Today marks the anniversary of the premier of Rowan and Martin's Laugh-In in 1968. My parents called it "mod," and we watched it every week. We gathered in front of the TV for an hour of innuendo, skinny chicks in bikinis, off-color jokes, and silly gags--remember the wall full of doors that opened seemingly at random to reveal regular cast members and their dopey one liners? Or Goldie Hawn acting stupid? Or Joanne Worley with that obnoxious cackling?
I never understood why that show was permitted in our house. We were strict Baptists--tee totalling people with knee-length skirts who weren't allowed to dance and weren't allowed to listen to rock-n-roll and weren't allowed to say even words like dern or gosh or darn it. We went to church every week and competed in Bible drills and Sunday school attendance contests with red and blue teams. Yet, on Monday evenings, we watched the entire hour of Laugh-In. I remember hearing a joke I was sure I shouldn't be hearing and looking at my parents, wondering why they weren't changing the channel. They never did. To this day, I don't get it.
I remember an episode of MASH when Hawkeye was particularly disturbed about an increase in fatalities and the futility of war. In a rant, he called someone a son of a bitch. My mother got up and turned the channel, saying "I don't like that at all. I will not have that in my house." I sat on the couch thinking, "you'll turn off a show that curses at death and destruction, but you'll let me watch half-naked women and dirty jokes and drug references." It just didn't make sense.

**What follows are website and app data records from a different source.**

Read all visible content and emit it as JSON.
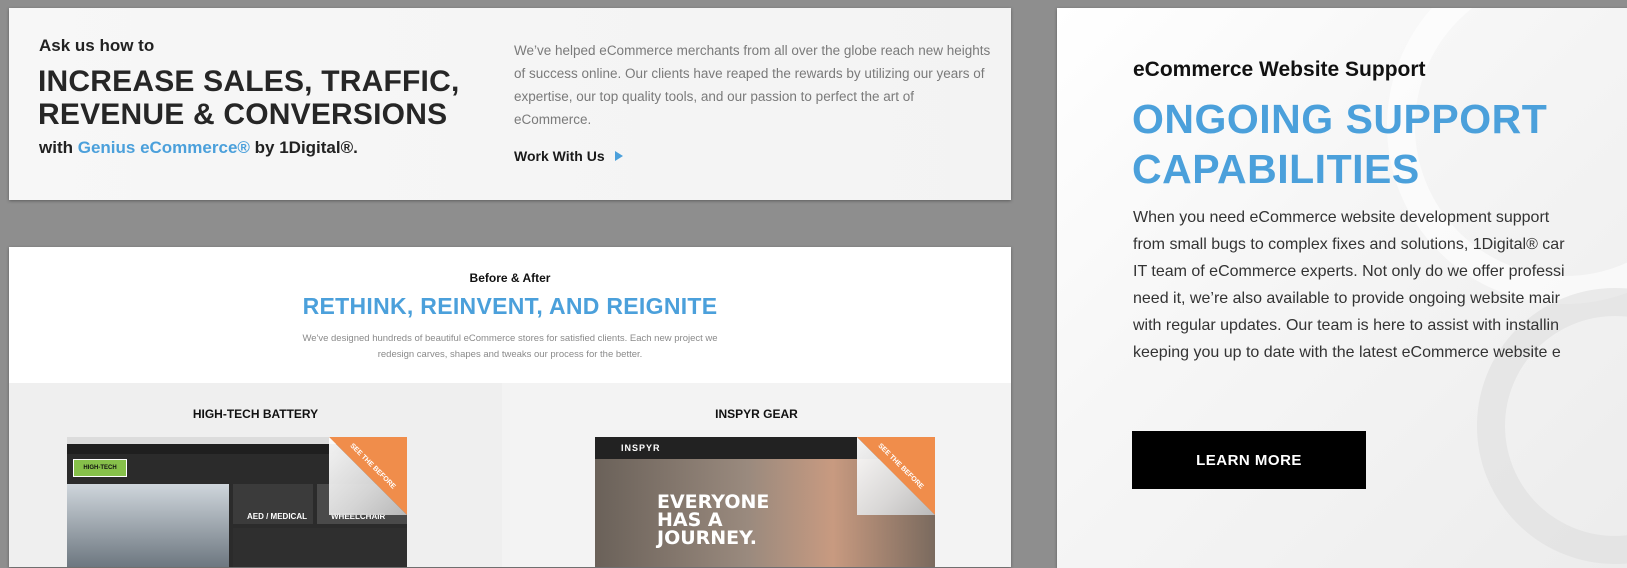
{
  "ask_card": {
    "eyebrow": "Ask us how to",
    "headline_line1": "INCREASE SALES, TRAFFIC,",
    "headline_line2": "REVENUE & CONVERSIONS",
    "with_prefix": "with ",
    "brand": "Genius eCommerce®",
    "with_suffix": " by 1Digital®.",
    "body": "We’ve helped eCommerce merchants from all over the globe reach new heights of success online. Our clients have reaped the rewards by utilizing our years of expertise, our top quality tools, and our passion to perfect the art of eCommerce.",
    "cta_label": "Work With Us",
    "accent_color": "#4ba0db"
  },
  "before_after": {
    "eyebrow": "Before & After",
    "title": "RETHINK, REINVENT, AND REIGNITE",
    "desc_line1": "We've designed hundreds of beautiful eCommerce stores for satisfied clients. Each new project we",
    "desc_line2": "redesign carves, shapes and tweaks our process for the better.",
    "projects": [
      {
        "name": "HIGH-TECH BATTERY",
        "logo": "HIGH-TECH",
        "tiles": [
          "AED / MEDICAL",
          "WHEELCHAIR"
        ],
        "peel_label": "SEE THE BEFORE"
      },
      {
        "name": "INSPYR GEAR",
        "logo": "INSPYR",
        "hero_line1": "EVERYONE",
        "hero_line2": "HAS A",
        "hero_line3": "JOURNEY.",
        "peel_label": "SEE THE BEFORE"
      }
    ]
  },
  "support_card": {
    "eyebrow": "eCommerce Website Support",
    "title_line1": "ONGOING SUPPORT",
    "title_line2": "CAPABILITIES",
    "body_lines": [
      "When you need eCommerce website development support",
      "from small bugs to complex fixes and solutions, 1Digital® car",
      "IT team of eCommerce experts. Not only do we offer professi",
      "need it, we’re also available to provide ongoing website mair",
      "with regular updates. Our team is here to assist with installin",
      "keeping you up to date with the latest eCommerce website e"
    ],
    "cta_label": "LEARN MORE"
  }
}
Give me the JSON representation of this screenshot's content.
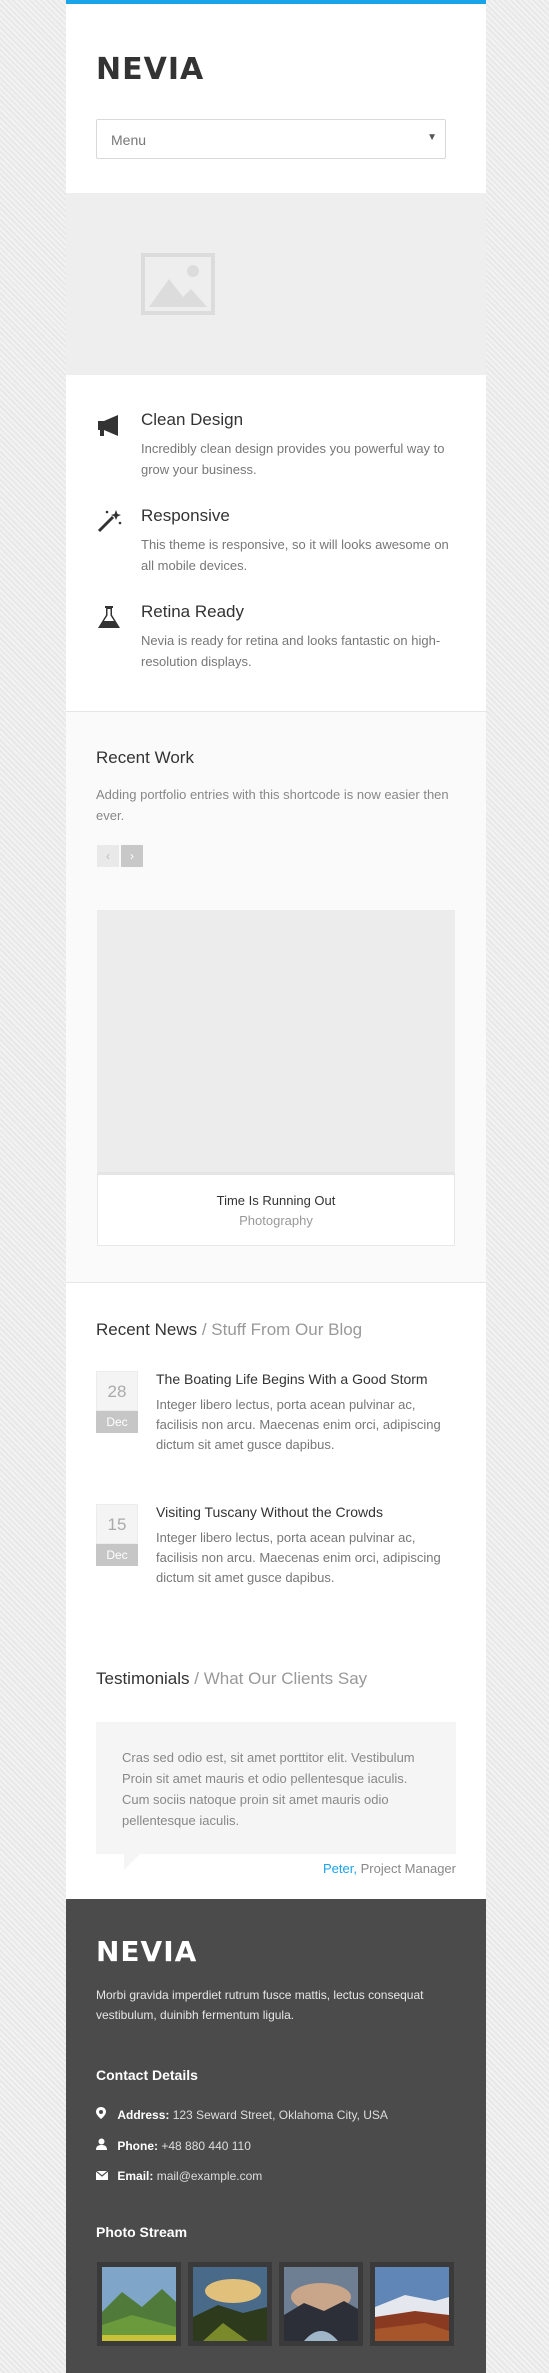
{
  "header": {
    "logo": "NEVIA",
    "menu_label": "Menu"
  },
  "features": [
    {
      "icon": "megaphone-icon",
      "title": "Clean Design",
      "text": "Incredibly clean design provides you powerful way to grow your business."
    },
    {
      "icon": "magic-wand-icon",
      "title": "Responsive",
      "text": "This theme is responsive, so it will looks awesome on all mobile devices."
    },
    {
      "icon": "flask-icon",
      "title": "Retina Ready",
      "text": "Nevia is ready for retina and looks fantastic on high-resolution displays."
    }
  ],
  "recent_work": {
    "title": "Recent Work",
    "description": "Adding portfolio entries with this shortcode is now easier then ever.",
    "prev_symbol": "‹",
    "next_symbol": "›",
    "item": {
      "title": "Time Is Running Out",
      "category": "Photography"
    }
  },
  "recent_news": {
    "title": "Recent News",
    "subtitle": "/ Stuff From Our Blog",
    "posts": [
      {
        "day": "28",
        "month": "Dec",
        "title": "The Boating Life Begins With a Good Storm",
        "excerpt": "Integer libero lectus, porta acean pulvinar ac, facilisis non arcu. Maecenas enim orci, adipiscing dictum sit amet gusce dapibus."
      },
      {
        "day": "15",
        "month": "Dec",
        "title": "Visiting Tuscany Without the Crowds",
        "excerpt": "Integer libero lectus, porta acean pulvinar ac, facilisis non arcu. Maecenas enim orci, adipiscing dictum sit amet gusce dapibus."
      }
    ]
  },
  "testimonials": {
    "title": "Testimonials",
    "subtitle": "/ What Our Clients Say",
    "quote": "Cras sed odio est, sit amet porttitor elit. Vestibulum Proin sit amet mauris et odio pellentesque iaculis. Cum sociis natoque proin sit amet mauris odio pellentesque iaculis.",
    "author_name": "Peter,",
    "author_role": "Project Manager"
  },
  "footer": {
    "logo": "NEVIA",
    "about": "Morbi gravida imperdiet rutrum fusce mattis, lectus consequat vestibulum, duinibh fermentum ligula.",
    "contact_title": "Contact Details",
    "contacts": [
      {
        "icon": "location-pin-icon",
        "label": "Address:",
        "value": "123 Seward Street, Oklahoma City, USA"
      },
      {
        "icon": "person-icon",
        "label": "Phone:",
        "value": "+48 880 440 110"
      },
      {
        "icon": "envelope-icon",
        "label": "Email:",
        "value": "mail@example.com"
      }
    ],
    "photo_stream_title": "Photo Stream"
  },
  "colors": {
    "accent": "#1aa3e8",
    "footer_bg": "#4b4b4b"
  }
}
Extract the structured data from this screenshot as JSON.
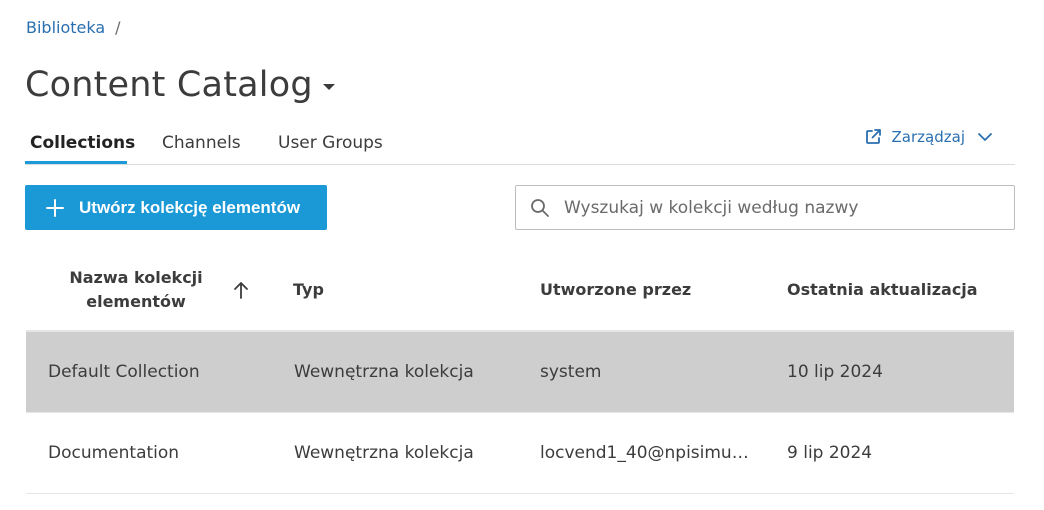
{
  "breadcrumb": {
    "root": "Biblioteka",
    "separator": "/"
  },
  "header": {
    "title": "Content Catalog"
  },
  "tabs": [
    {
      "label": "Collections",
      "active": true
    },
    {
      "label": "Channels",
      "active": false
    },
    {
      "label": "User Groups",
      "active": false
    }
  ],
  "manage": {
    "label": "Zarządzaj"
  },
  "toolbar": {
    "create_label": "Utwórz kolekcję elementów",
    "search_placeholder": "Wyszukaj w kolekcji według nazwy"
  },
  "table": {
    "columns": {
      "name": "Nazwa kolekcji elementów",
      "type": "Typ",
      "created_by": "Utworzone przez",
      "updated": "Ostatnia aktualizacja"
    },
    "rows": [
      {
        "name": "Default Collection",
        "type": "Wewnętrzna kolekcja",
        "created_by": "system",
        "updated": "10 lip 2024"
      },
      {
        "name": "Documentation",
        "type": "Wewnętrzna kolekcja",
        "created_by": "locvend1_40@npisimul...",
        "updated": "9 lip 2024"
      }
    ]
  },
  "colors": {
    "accent": "#1b98d6",
    "link": "#2a6fb0",
    "selected_row": "#cecece"
  },
  "icons": {
    "title_dropdown": "caret-down-icon",
    "manage": "external-link-icon",
    "manage_expand": "chevron-down-icon",
    "create": "plus-icon",
    "search": "search-icon",
    "sort": "arrow-up-icon"
  }
}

Well, for whatever reason, I grew up watching Laugh-In. I never cared for Goldie Hawn or Arte Johnson, but that Lily Tomlin--now that woman could tell a joke.